Often, when it comes to food, I'm on a quest. I'm looking for the best tiramisu in town or in hot pursuit of that perfect risotto. And more often than not, I'm disappointed. Not because I don't go to every new restaurant, but because there are only a handful who can make a boozy tiramisu and a risotto that doesn't taste like a mushy khichri.
In the last year over 15 new Italian restaurants have opened in the NCR —some branches, some stand-alones. Bringing the total count of Italian restaurants to 40, and upping the restaurants that serve pasta (adding all the multi-cuisine restaurants) to a cool 160.
Clearly, the Delhiite has come a long way from the manchurians and chowmeins of a decade ago. Perhaps Maggi's Pazzzta, changed the mind of the middle-class Indian, who called any kind of pasta 'macaroni'.
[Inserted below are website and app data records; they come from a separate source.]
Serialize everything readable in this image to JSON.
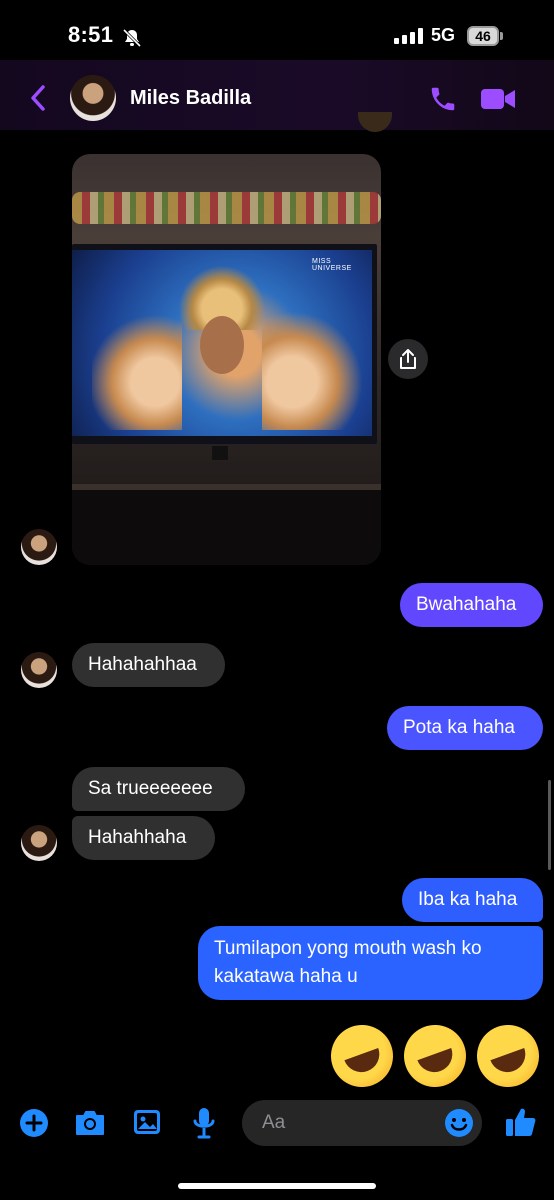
{
  "status_bar": {
    "time": "8:51",
    "network": "5G",
    "battery": "46"
  },
  "header": {
    "contact_name": "Miles Badilla"
  },
  "messages": [
    {
      "from": "them",
      "type": "photo"
    },
    {
      "from": "me",
      "text": "Bwahahaha"
    },
    {
      "from": "them",
      "text": "Hahahahhaa"
    },
    {
      "from": "me",
      "text": "Pota ka haha"
    },
    {
      "from": "them",
      "text": "Sa trueeeeeee"
    },
    {
      "from": "them",
      "text": "Hahahhaha"
    },
    {
      "from": "me",
      "text": "Iba ka haha"
    },
    {
      "from": "me",
      "text_line1": "Tumilapon yong mouth wash ko",
      "text_line2": "kakatawa haha u"
    }
  ],
  "photo": {
    "tv_logo": "MISS UNIVERSE"
  },
  "emoji_reaction": {
    "icon": "rolling-on-floor-laughing",
    "count": 3
  },
  "composer": {
    "placeholder": "Aa"
  },
  "colors": {
    "accent": "#9b4dff",
    "sent_top": "#6b4bff",
    "sent_bottom": "#2d6bff",
    "received": "#303030",
    "icon_blue": "#1f8bff"
  }
}
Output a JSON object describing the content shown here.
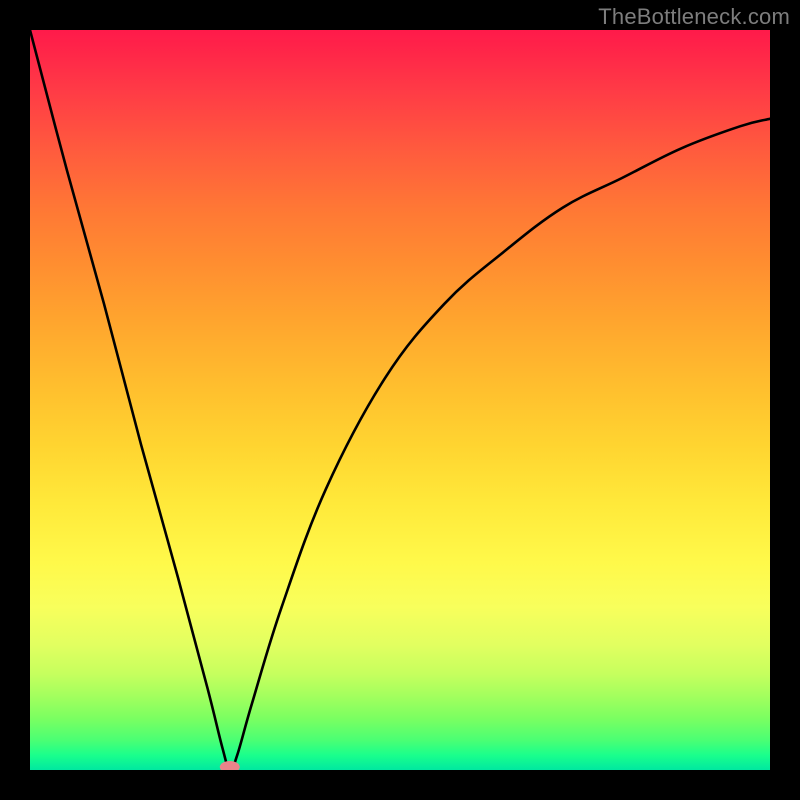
{
  "watermark": "TheBottleneck.com",
  "chart_data": {
    "type": "line",
    "title": "",
    "xlabel": "",
    "ylabel": "",
    "xlim": [
      0,
      100
    ],
    "ylim": [
      0,
      100
    ],
    "min_point": {
      "x": 27,
      "y": 0
    },
    "marker": {
      "x": 27,
      "y": 0,
      "color": "#e9848a"
    },
    "series": [
      {
        "name": "bottleneck-curve",
        "x": [
          0,
          5,
          10,
          15,
          20,
          24,
          26,
          27,
          28,
          30,
          34,
          40,
          48,
          56,
          64,
          72,
          80,
          88,
          96,
          100
        ],
        "values": [
          100,
          81,
          63,
          44,
          26,
          11,
          3,
          0,
          2,
          9,
          22,
          38,
          53,
          63,
          70,
          76,
          80,
          84,
          87,
          88
        ]
      }
    ],
    "gradient_stops": [
      {
        "pos": 0,
        "color": "#ff1a4a"
      },
      {
        "pos": 50,
        "color": "#ffd430"
      },
      {
        "pos": 80,
        "color": "#e2ff60"
      },
      {
        "pos": 100,
        "color": "#00e8a0"
      }
    ]
  }
}
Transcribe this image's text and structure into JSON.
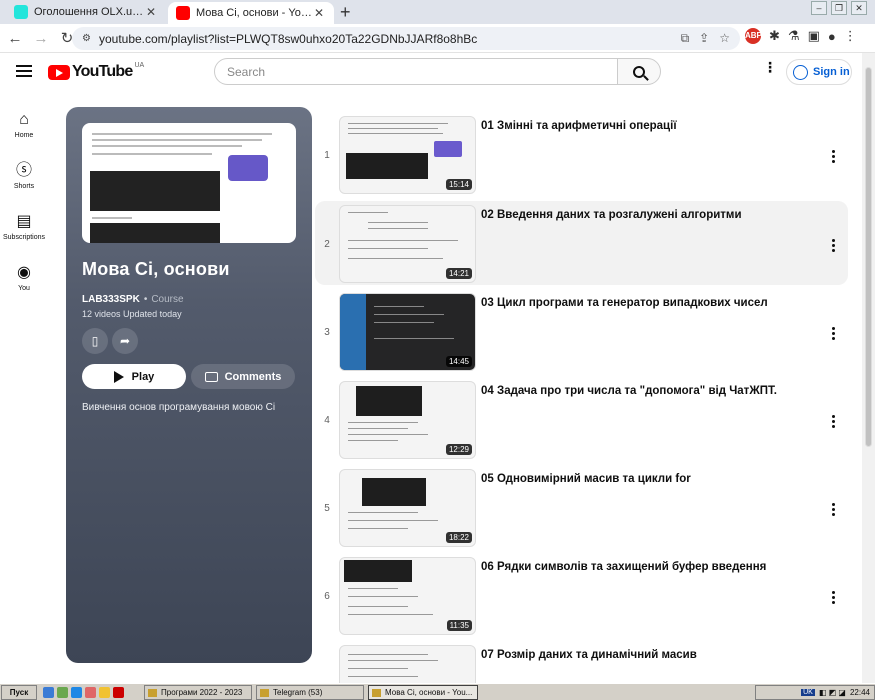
{
  "browser": {
    "tabs": [
      {
        "title": "Оголошення OLX.ua: сервіс оголо",
        "favicon_color": "#23e5db"
      },
      {
        "title": "Мова Сі, основи - YouTube",
        "favicon_color": "#ff0000"
      }
    ],
    "url": "youtube.com/playlist?list=PLWQT8sw0uhxo20Ta22GDNbJJARf8o8hBc",
    "extension_badge": "ABP"
  },
  "youtube": {
    "logo_text": "YouTube",
    "region": "UA",
    "search_placeholder": "Search",
    "sign_in": "Sign in",
    "guide": [
      {
        "label": "Home",
        "icon": "home-icon"
      },
      {
        "label": "Shorts",
        "icon": "shorts-icon"
      },
      {
        "label": "Subscriptions",
        "icon": "subscriptions-icon"
      },
      {
        "label": "You",
        "icon": "you-icon"
      }
    ]
  },
  "playlist": {
    "title": "Мова Сі, основи",
    "owner": "LAB333SPK",
    "kind": "Course",
    "video_count": "12 videos",
    "updated": "Updated today",
    "play_label": "Play",
    "comments_label": "Comments",
    "description": "Вивчення основ програмування мовою Сі"
  },
  "videos": [
    {
      "index": "1",
      "title": "01 Змінні та арифметичні операції",
      "duration": "15:14"
    },
    {
      "index": "2",
      "title": "02 Введення даних та розгалужені алгоритми",
      "duration": "14:21"
    },
    {
      "index": "3",
      "title": "03 Цикл програми та генератор випадкових чисел",
      "duration": "14:45"
    },
    {
      "index": "4",
      "title": "04 Задача про три числа та \"допомога\" від ЧатЖПТ.",
      "duration": "12:29"
    },
    {
      "index": "5",
      "title": "05 Одновимірний масив та цикли for",
      "duration": "18:22"
    },
    {
      "index": "6",
      "title": "06 Рядки символів та захищений буфер введення",
      "duration": "11:35"
    },
    {
      "index": "7",
      "title": "07 Розмір даних та динамічний масив",
      "duration": ""
    }
  ],
  "taskbar": {
    "start": "Пуск",
    "tasks": [
      "Програми 2022 - 2023",
      "Telegram (53)",
      "Мова Сі, основи - You..."
    ],
    "lang": "UK",
    "clock": "22:44"
  }
}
Unlike the US and the UK, where Japanese has gained such popularity that it is available at every supermarket and deli, Italian is the preferred cuisine in the city. Today, ask the man on the street if he's eaten a slice of pizza or a plate of pasta, chances are he has. Even if it's from his neighbourhood Haldiram or from the canteen at work.
So is the spurt of Italian restaurants the need to please the 'best known Italian in India'? Well, if you go by the guest list at Tonino's, that's what it would seem to be. Perhaps that's why you can often see politicians biting into that folded thin crust or slurping at that spaghetti. Or even at Hyatt Regency's La Piazza, where the Sunjay Kapurs and the Priya Chatwals of Delhi dine.
The best bit about this Italian gold rush is that there's a restaurant for every budget. From Rs 600 to Rs 6,000, you have a meal of antipastos, pizzas and pasta. The problem is there are only a handful of restaurants that can really be called 'authentic'.
Of course, if you're looking for some genuine grub there are some great Italian joints you could head to. Baci at Sunder Nagar makes a mean pumpkin ravioli, Olive Beach's and Azzuro's pesto is excellent and Amici and Spaghetti Kitchen's tiramisu are to-die-for.
And yet, there are more than a dozen restaurants that could give Haldiram a run for its money. Italia at DLF promenade, for example, has the worst bread basket: stale and dry. You could easily give the pasta aglio olio at Gurgaon's Italiano a miss or even skip the meal altogether at Flavours at Defence Colony. In fact, if you aren't ready for the thin-crust pizza, you're better off ordering from your local Domino's or Papa Johns.
So does that mean the pasta will soon be elevated to the level of chowmein in Delhi? Will the momo stalls at Yashwant Place suddenly be dishing out spaghetti carbonara or penne arabiata in another five years? At the rate at which the restaurants are mushrooming, your guess is, well, as good as mine.
As for me, this is what I've learnt on this excellent Italian expedition: One, never trust a skinny chef. If s/he doesn't love or eat what he's cooking, chances are you're going to get mediocre food. Chef Suman Sharma and Chef Bill Marchetti, you reading this? Two, there's no such thing as too much cheese. Unless, of course, it's Amul. Could you pass that gorgonzola please?